Often beguiled as a time of sustained peace and prosperity, the 1970’s were also a time of great conflict; the rise of Separatists in Quebec and the enactment of Martial Law in Canada, the elevated Cold War between the USA and the Soviet Union, Iranian revolution, and the Vietnam War all became iconic and culturally significant events helping to shape the global society of the world during the 70’s.
This inclusion of global policy, culture, worldview and interaction also helped usher in some special trends in the culinary industry and restaurant design. In this post, we’ll take a look at how the 1970’s influenced the design trends of restaurant design.
Throughout the 1960’s, the number of disabled and immobilized people increased, but thanks to the advances of modern medicine, and a renewed sense of societal compassion, accessibility and mobility began to take centre stage in retail and restaurant design. Previously, most restaurants featured prominent and – albeit – unintentional physical barriers, impeding those in wheelchairs and walkers.

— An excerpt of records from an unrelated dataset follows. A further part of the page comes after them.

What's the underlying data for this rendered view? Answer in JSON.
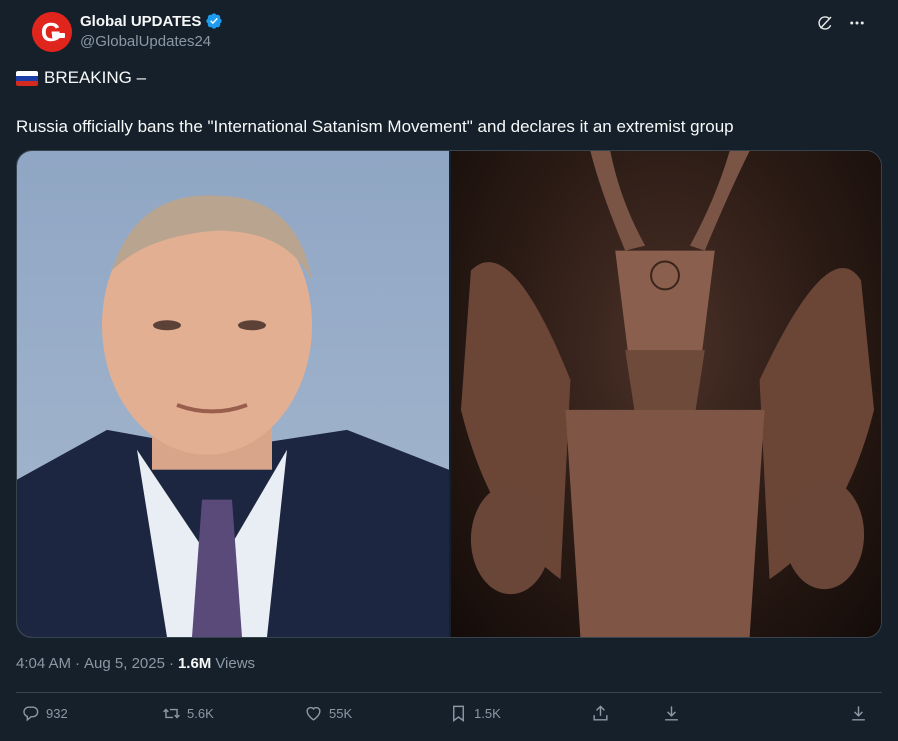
{
  "author": {
    "display_name": "Global UPDATES",
    "handle": "@GlobalUpdates24",
    "avatar_letter": "G",
    "verified": true
  },
  "tweet": {
    "line1": "BREAKING –",
    "line2": "Russia officially bans the \"International Satanism Movement\" and declares it an extremist group",
    "flag_icon": "russia-flag-icon"
  },
  "meta": {
    "time": "4:04 AM",
    "separator": "·",
    "date": "Aug 5, 2025",
    "views_count": "1.6M",
    "views_label": "Views"
  },
  "actions": {
    "replies": "932",
    "retweets": "5.6K",
    "likes": "55K",
    "bookmarks": "1.5K"
  },
  "colors": {
    "background": "#15202b",
    "text": "#f7f9f9",
    "muted": "#8b98a5",
    "border": "#38444d",
    "verified": "#1d9bf0",
    "avatar": "#e0261c"
  }
}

Public buildings began to take this into account, and a widespread change in restaurant design saw added accessibility become a focal point of structural and design aesthetics. In the early 60’s, the NSCCA (National Society for Crippled Children and Adults) sponsored numerous public surveys, which showed that accessibility to schools, courthouses, churches, and many businesses was preventing many disabled people from attending these institutions. By the mid 70’s, restaurateurs, home builders and public offices were constructed with accessibility features like ramps, restroom grab bars, and even elevators.
Restaurants and dining establishments experienced a massive spike in the 70’s – despite economic recessions and inflation due to times of war, energy crisis, and escalating crime and urban decline.

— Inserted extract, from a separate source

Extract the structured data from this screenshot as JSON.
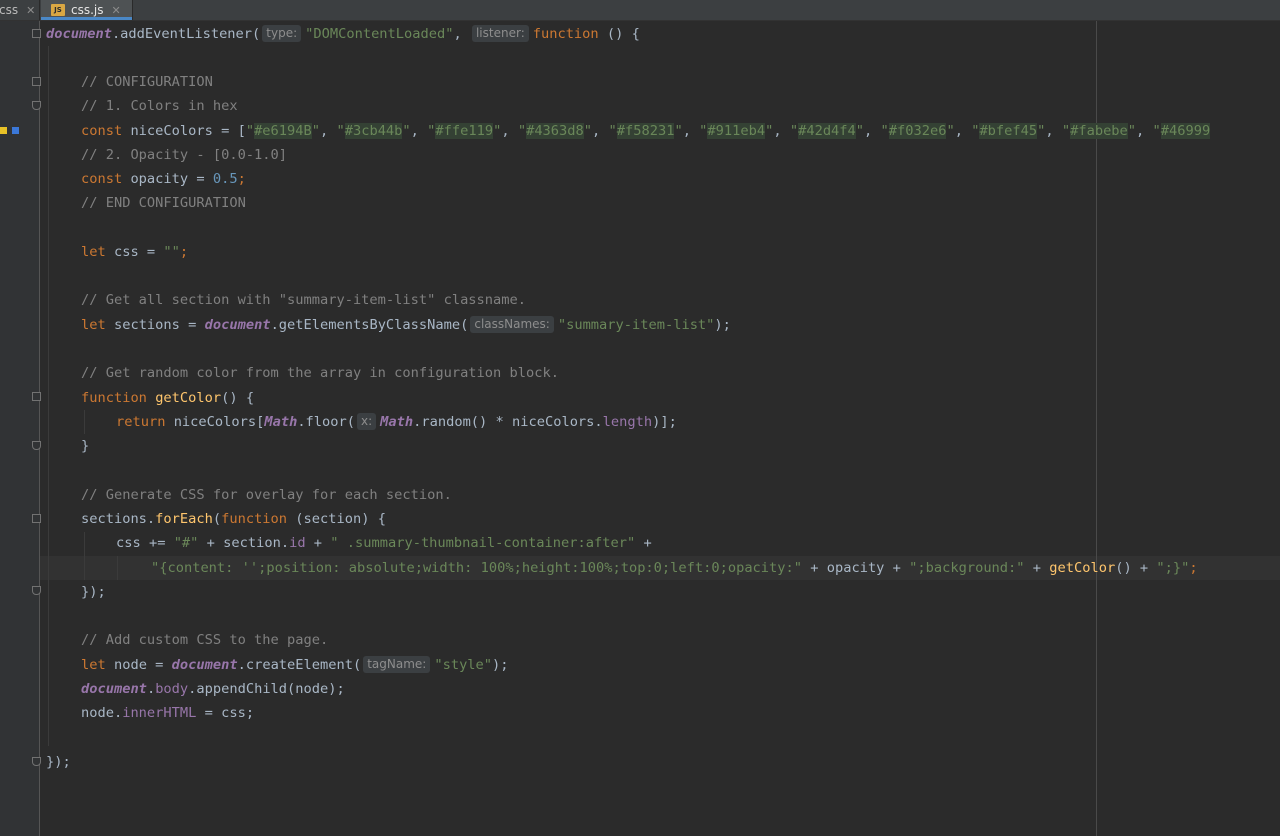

The president of the National Restaurant Association was quoted as saying “dining out is a significant part of the lifestyle of this great country.” By the mid 70’s, one out of three meals was being consumed outside the home. Relaxed liquor laws saw an increase in alcohol consumption in this time frame as well – translating into larger, more open restaurants, with an added interest in comfort and speed.

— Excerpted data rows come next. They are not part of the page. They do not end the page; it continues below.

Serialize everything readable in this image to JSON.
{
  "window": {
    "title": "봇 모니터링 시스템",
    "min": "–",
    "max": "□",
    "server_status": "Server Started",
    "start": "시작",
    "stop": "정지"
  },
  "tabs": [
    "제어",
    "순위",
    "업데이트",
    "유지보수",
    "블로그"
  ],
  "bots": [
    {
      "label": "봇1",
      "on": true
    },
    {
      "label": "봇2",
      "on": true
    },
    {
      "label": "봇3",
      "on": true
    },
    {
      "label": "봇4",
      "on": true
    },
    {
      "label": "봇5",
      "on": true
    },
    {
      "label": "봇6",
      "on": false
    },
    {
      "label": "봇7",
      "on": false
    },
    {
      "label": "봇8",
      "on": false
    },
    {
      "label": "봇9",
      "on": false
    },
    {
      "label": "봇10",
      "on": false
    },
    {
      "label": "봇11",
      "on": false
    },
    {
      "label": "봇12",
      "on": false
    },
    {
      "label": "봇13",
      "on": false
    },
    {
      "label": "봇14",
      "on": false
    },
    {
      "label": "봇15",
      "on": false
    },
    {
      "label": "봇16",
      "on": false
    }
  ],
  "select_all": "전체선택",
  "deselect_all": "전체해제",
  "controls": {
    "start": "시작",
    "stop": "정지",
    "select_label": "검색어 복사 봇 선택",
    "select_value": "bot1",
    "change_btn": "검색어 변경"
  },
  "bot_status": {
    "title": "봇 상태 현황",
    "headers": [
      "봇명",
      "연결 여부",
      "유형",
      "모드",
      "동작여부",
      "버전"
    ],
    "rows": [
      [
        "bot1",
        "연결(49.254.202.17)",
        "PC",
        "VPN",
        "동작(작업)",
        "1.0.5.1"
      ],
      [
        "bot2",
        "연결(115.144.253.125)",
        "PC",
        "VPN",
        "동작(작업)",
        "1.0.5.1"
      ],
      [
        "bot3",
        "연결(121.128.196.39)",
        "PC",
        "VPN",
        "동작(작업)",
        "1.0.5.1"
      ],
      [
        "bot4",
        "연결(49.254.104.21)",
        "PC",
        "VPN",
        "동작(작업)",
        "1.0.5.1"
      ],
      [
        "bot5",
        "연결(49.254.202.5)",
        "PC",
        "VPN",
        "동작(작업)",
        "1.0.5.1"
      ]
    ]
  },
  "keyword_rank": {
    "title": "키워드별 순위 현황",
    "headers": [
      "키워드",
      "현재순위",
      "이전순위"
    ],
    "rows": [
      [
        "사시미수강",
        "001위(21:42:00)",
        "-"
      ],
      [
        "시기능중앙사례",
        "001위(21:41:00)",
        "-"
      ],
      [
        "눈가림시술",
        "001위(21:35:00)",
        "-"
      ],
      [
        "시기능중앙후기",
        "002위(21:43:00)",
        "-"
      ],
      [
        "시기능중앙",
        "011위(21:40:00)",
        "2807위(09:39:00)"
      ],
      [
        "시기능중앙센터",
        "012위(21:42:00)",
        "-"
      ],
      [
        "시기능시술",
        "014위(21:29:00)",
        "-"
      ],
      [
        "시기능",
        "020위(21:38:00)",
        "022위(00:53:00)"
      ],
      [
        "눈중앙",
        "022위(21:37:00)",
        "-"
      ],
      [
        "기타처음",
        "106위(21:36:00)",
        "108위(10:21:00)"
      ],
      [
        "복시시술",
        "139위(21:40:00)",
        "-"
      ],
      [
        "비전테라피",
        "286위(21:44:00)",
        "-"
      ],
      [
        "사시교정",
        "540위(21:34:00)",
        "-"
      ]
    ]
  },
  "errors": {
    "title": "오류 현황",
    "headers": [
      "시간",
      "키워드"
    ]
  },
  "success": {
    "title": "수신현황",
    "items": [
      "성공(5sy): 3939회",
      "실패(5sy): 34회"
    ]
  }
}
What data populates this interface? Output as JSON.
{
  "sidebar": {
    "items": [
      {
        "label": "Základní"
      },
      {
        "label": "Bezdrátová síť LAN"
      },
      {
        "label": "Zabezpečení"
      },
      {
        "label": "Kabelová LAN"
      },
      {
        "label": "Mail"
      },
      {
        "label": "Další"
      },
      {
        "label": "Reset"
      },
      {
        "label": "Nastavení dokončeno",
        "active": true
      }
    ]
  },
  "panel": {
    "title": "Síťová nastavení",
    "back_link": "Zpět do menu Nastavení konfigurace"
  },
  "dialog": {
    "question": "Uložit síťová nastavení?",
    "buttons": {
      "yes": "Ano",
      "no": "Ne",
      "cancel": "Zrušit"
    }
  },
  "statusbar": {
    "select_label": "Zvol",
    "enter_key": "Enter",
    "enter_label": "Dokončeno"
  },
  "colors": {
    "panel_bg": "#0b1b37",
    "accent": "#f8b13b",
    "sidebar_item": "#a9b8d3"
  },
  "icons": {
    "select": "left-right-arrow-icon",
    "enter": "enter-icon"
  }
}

The long-standing authority of French restaurants began to decline in the West, as did coffee shops, continental cuisine shops, drive-ins, and diners. Fast food continued to grow, as did use of new technologies like microwaves for added speed.
New for the 1970’s were restaurants focusing on ethnic cuisine and health foods, prompted by feminist and hippie groups readapting to life in the 1970’s. This made the restaurant model of the salad-bar a very popular design trend of the times. Themed restaurants also came hot onto the scene, prompting a new design trend of restaurant-as-entertainment venues, which used eclectic visual cues to boost the visual appeal of larger dine-in spaces. Stained glass, telephone booths, barber chairs, even chopped cars began to make appearances in restaurants as a show of identity and theme.
The 1970’s were, in a grand sense, a time of reinvention and imagination. A broad desire to differentiate from the restaurant designs of yesteryear helped accessibility, global cuisine options, and health-related business models revolutionize the industry, paving the way for what was to come.